A Harrier GR9 aircraft
Joint Force Harrier which is based at RAF Cottesmore will decommission as part of the Strategic Defense and Security Review (SDSR). HMS Ark Royal will also decommission under the review.
Together with her Harrier aircraft, HMS Ark Royal has become an iconic emblem of the United Kingdom, able to project power and strike globally; its versatility and flexibility a significant asset. Being able to position the Ship miles off the coast and negotiate over-flight restrictions to deliver force of devastating effect offers considerable capability to the defense of the United Kingdom.
Although significantly enhanced since their most successful and famous combative sorties during the Falklands conflict in 1982, the present variant, the four Ground Attack and Reconnaissance Harrier GR9s, painted an iconic picture on the deck of HMS Ark Royal, admired for the last time by almost 12,000 visitors when the Ship opened her gangways to the general public in Newcastle.
Harrier pilot Lieutenant Commander James Blackmore (35), the last pilot to ever launch a Harrier from the decks of HMS Ark Royal, said “This is a truly memorable day. We accept the decision to decommission both the Harrier and HMS Ark Royal; however, of course the final launch will be emotional. I have flown over 90 sorties off the Ship and combat sorties in Afghanistan, and the aircraft’s capability still astounds me. Landing an aircraft on a runway which is not in the same location as where you launched from gives exceptional flexibility.” Blackmore also adds “I feel honored and proud to be the last pilot to ever launch a Harrier jet from HMS Ark Royal.”
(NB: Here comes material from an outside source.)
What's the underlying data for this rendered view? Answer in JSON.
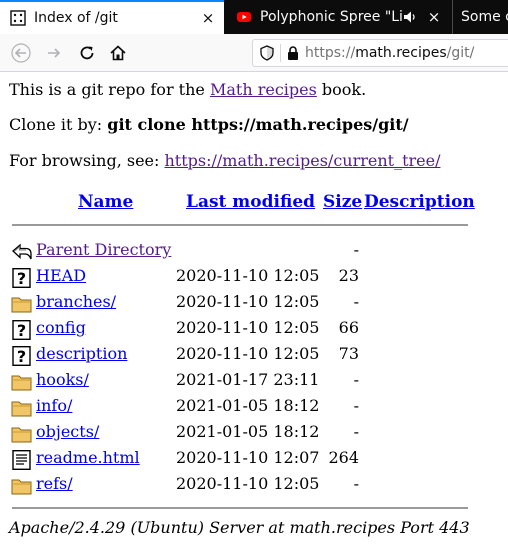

Both the Harrier and HMS Ark Royal are due to leave the Service next year. Reflecting on the Harrier and HMS Ark Royal, Captain Jerry Kyd, HMS Ark Royal’s Commanding Officer said “As the last Harriers lift off the deck of HMS Ark Royal for the final time it is with a real sense of pride that we remember the fantastic contribution they, and the carriers, have made to UK Defense around the world. The tremendous reception we received in Newcastle last weekend, where Ark Royal was built, reflects the very deep fondness for this iconic warship and her air group. Although we now look back on the significant achievements of the Harrier with immense pride and a tinge of sadness at our loss, we can now look forward to an exciting new chapter of Naval aviation as we continue the training for and procurement of the Joint Strike Fighter aircraft.”
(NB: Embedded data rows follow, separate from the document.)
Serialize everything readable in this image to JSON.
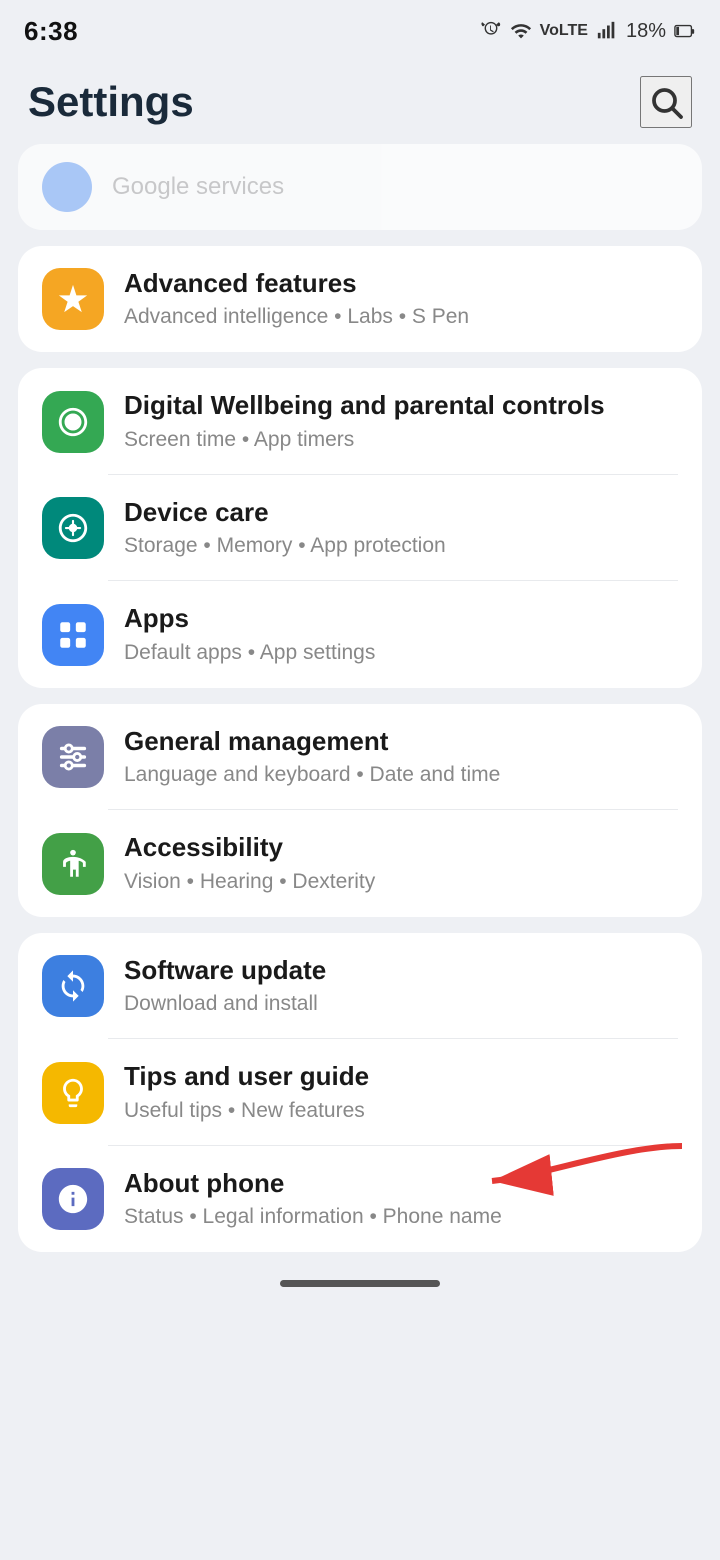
{
  "statusBar": {
    "time": "6:38",
    "battery": "18%",
    "icons": [
      "alarm",
      "wifi",
      "volte",
      "signal",
      "battery"
    ]
  },
  "header": {
    "title": "Settings",
    "searchLabel": "Search"
  },
  "partialItem": {
    "text": "Google services"
  },
  "settingGroups": [
    {
      "id": "advanced",
      "items": [
        {
          "id": "advanced-features",
          "title": "Advanced features",
          "subtitle": "Advanced intelligence • Labs • S Pen",
          "iconBg": "bg-orange",
          "iconType": "star-cog"
        }
      ]
    },
    {
      "id": "wellbeing-apps",
      "items": [
        {
          "id": "digital-wellbeing",
          "title": "Digital Wellbeing and parental controls",
          "subtitle": "Screen time • App timers",
          "iconBg": "bg-green",
          "iconType": "wellbeing"
        },
        {
          "id": "device-care",
          "title": "Device care",
          "subtitle": "Storage • Memory • App protection",
          "iconBg": "bg-teal",
          "iconType": "device-care"
        },
        {
          "id": "apps",
          "title": "Apps",
          "subtitle": "Default apps • App settings",
          "iconBg": "bg-blue",
          "iconType": "apps-grid"
        }
      ]
    },
    {
      "id": "management",
      "items": [
        {
          "id": "general-management",
          "title": "General management",
          "subtitle": "Language and keyboard • Date and time",
          "iconBg": "bg-purple-gray",
          "iconType": "sliders"
        },
        {
          "id": "accessibility",
          "title": "Accessibility",
          "subtitle": "Vision • Hearing • Dexterity",
          "iconBg": "bg-green2",
          "iconType": "accessibility"
        }
      ]
    },
    {
      "id": "support",
      "items": [
        {
          "id": "software-update",
          "title": "Software update",
          "subtitle": "Download and install",
          "iconBg": "bg-blue2",
          "iconType": "update"
        },
        {
          "id": "tips-guide",
          "title": "Tips and user guide",
          "subtitle": "Useful tips • New features",
          "iconBg": "bg-yellow",
          "iconType": "lightbulb"
        },
        {
          "id": "about-phone",
          "title": "About phone",
          "subtitle": "Status • Legal information • Phone name",
          "iconBg": "bg-indigo",
          "iconType": "info"
        }
      ]
    }
  ],
  "arrowAnnotation": {
    "pointsTo": "about-phone"
  }
}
Captain Kyd also said “HMS Queen Elizabeth and her sister ship will enter service from 2015 and together with their helicopters and the Joint Strike Fighter, they will be a very powerful strategic asset able to project serious power anywhere in the world, delivering 21st Century Carrier Strike capability. Add to this the new Type 45 Destroyers, the forthcoming Type 26 frigate, the Astute class submarines and the Royal Marine Brigade, the United Kingdom will have a balanced Naval Service that remains in the premier league, working for Britain to deter potential threats, defend our global interests and, if necessary, defeat our enemies.”